**Aim of the exercise**
For the word "chevron", search the records and show each line in which it occurs.

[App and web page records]
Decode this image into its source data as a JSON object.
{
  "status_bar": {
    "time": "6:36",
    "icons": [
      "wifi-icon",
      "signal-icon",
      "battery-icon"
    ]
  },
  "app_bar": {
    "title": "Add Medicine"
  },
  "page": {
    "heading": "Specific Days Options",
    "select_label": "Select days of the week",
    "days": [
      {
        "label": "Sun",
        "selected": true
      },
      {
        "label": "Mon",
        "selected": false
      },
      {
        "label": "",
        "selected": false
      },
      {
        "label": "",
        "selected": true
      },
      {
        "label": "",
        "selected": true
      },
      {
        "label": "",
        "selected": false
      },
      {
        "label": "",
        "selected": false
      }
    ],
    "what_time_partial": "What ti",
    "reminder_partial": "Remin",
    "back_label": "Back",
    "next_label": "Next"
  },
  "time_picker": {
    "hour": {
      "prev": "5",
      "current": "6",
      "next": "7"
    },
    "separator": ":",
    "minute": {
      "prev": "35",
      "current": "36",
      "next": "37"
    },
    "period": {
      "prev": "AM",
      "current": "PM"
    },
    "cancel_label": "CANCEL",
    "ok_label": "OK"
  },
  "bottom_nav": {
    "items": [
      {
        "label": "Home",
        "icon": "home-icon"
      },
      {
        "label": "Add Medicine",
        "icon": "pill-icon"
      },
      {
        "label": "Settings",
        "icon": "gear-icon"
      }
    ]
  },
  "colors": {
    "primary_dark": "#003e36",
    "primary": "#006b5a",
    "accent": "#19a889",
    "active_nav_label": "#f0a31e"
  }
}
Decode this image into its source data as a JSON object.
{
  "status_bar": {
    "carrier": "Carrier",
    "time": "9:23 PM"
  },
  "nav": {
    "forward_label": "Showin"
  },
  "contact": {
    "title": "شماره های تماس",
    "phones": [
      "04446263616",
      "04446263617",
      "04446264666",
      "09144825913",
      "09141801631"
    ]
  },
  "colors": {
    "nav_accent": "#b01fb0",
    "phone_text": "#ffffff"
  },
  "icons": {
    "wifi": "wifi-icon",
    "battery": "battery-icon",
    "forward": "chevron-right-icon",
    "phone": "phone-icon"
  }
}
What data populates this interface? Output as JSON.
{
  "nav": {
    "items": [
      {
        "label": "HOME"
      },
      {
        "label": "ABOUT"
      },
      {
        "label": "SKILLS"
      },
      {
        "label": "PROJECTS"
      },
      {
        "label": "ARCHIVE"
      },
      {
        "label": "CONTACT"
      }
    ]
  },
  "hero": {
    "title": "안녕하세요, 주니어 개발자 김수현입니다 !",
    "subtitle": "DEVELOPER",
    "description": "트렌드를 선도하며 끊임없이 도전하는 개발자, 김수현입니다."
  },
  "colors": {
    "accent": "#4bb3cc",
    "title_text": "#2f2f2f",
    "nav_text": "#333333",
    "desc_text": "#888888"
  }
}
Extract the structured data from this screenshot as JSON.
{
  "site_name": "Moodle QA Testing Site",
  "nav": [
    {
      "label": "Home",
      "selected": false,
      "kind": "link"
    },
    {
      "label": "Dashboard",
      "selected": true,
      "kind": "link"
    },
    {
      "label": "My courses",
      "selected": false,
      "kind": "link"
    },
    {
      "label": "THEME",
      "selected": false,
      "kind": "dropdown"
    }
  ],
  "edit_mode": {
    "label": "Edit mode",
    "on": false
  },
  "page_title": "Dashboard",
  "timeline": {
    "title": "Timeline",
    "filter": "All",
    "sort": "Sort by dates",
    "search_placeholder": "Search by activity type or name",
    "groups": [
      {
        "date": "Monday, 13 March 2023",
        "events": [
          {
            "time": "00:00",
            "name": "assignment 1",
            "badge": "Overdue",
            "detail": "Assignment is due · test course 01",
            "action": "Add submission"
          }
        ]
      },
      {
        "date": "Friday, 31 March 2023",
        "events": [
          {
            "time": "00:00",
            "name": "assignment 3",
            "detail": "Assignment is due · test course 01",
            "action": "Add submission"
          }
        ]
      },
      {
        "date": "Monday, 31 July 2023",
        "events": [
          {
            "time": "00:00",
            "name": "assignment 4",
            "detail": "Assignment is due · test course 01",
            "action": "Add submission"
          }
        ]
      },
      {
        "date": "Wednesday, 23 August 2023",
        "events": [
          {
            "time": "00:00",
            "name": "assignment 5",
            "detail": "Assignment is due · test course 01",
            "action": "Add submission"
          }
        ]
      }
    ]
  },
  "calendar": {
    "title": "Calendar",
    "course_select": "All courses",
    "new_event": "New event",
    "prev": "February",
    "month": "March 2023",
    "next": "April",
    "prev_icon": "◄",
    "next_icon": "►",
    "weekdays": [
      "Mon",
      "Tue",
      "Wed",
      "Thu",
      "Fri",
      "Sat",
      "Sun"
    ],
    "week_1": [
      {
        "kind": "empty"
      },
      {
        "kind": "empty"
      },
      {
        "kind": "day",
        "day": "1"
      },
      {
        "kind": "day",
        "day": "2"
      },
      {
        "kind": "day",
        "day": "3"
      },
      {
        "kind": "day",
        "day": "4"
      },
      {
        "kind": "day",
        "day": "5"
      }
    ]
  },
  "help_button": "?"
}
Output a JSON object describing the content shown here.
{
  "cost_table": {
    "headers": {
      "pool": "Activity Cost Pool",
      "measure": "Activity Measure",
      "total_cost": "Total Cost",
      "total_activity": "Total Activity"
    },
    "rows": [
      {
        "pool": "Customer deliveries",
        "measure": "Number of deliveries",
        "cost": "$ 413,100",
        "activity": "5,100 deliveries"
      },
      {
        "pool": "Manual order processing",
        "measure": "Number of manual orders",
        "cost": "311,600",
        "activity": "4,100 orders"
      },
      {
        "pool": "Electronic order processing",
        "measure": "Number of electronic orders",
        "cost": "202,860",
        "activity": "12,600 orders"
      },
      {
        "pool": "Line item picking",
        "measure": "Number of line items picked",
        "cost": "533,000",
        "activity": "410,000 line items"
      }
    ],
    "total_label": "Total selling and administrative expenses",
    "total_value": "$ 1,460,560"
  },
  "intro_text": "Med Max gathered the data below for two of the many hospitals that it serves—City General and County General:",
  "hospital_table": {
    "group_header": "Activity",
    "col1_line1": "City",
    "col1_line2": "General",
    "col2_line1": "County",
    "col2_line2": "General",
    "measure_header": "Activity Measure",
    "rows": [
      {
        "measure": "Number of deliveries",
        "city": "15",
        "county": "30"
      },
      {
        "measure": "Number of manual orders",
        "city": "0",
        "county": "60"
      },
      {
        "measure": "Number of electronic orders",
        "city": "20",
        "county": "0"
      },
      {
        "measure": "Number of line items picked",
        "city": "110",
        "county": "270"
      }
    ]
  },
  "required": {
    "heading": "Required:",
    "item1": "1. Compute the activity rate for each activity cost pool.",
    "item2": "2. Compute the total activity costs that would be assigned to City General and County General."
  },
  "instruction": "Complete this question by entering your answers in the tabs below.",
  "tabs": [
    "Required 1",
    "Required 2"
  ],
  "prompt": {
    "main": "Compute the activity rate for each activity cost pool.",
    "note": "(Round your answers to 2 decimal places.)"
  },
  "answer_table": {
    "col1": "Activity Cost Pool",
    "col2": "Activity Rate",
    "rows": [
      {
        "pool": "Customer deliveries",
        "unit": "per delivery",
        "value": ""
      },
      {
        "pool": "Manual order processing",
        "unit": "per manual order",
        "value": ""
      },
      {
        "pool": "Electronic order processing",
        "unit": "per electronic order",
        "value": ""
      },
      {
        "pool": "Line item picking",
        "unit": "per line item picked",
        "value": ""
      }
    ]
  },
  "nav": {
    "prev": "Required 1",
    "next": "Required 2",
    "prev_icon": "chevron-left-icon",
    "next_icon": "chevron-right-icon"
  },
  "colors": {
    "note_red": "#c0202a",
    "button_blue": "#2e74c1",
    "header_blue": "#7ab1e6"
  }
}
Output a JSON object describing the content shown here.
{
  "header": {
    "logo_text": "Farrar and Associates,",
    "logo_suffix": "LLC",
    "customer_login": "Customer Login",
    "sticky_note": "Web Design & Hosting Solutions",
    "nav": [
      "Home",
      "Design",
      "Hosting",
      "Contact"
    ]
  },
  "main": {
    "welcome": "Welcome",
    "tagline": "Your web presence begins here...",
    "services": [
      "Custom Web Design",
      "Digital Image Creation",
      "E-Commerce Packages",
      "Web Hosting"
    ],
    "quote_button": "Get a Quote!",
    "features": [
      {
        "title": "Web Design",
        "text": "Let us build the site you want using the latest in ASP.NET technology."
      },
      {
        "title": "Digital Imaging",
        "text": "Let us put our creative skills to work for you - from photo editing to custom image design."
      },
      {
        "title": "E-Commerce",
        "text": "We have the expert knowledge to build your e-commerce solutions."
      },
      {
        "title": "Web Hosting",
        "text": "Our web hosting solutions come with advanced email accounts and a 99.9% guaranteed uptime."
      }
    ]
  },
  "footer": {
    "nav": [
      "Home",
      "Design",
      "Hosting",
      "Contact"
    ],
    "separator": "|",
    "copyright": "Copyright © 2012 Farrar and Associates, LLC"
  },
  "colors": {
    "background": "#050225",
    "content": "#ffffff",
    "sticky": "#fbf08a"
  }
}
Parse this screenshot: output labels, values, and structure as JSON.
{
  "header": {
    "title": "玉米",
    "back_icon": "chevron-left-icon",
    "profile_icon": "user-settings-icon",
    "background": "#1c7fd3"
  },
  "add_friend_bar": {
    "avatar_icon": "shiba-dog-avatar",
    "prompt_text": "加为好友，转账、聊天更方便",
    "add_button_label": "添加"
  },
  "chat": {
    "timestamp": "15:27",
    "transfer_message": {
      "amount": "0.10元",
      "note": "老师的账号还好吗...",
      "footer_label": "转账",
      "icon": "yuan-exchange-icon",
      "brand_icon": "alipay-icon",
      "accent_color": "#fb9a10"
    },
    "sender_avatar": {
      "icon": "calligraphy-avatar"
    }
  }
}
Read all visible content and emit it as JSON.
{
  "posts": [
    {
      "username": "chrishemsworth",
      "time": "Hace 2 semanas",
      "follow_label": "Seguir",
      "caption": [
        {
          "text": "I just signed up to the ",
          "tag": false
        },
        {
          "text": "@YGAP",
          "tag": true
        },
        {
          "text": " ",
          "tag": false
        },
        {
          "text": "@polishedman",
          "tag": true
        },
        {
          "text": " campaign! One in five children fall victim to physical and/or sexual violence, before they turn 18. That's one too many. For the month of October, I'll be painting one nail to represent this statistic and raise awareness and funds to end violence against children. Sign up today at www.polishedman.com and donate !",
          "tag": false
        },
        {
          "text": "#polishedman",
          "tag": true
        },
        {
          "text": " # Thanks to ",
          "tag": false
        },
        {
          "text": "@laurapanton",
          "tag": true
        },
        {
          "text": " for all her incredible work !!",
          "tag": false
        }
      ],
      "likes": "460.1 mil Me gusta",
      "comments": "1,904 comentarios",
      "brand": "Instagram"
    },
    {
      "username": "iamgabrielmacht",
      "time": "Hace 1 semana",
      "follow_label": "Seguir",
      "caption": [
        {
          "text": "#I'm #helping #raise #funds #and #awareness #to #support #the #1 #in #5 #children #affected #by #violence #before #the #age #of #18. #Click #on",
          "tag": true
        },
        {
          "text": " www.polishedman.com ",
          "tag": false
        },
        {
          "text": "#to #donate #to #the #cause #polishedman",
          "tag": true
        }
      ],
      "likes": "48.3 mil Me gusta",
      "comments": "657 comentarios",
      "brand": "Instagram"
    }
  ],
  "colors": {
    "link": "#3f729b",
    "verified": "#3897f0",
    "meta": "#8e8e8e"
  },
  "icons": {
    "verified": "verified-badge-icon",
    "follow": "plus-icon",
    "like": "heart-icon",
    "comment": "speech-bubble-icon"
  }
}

**Written reply**
    "forward": "chevron-right-icon",
    "prev_icon": "chevron-left-icon",
    "next_icon": "chevron-right-icon"
    "back_icon": "chevron-left-icon",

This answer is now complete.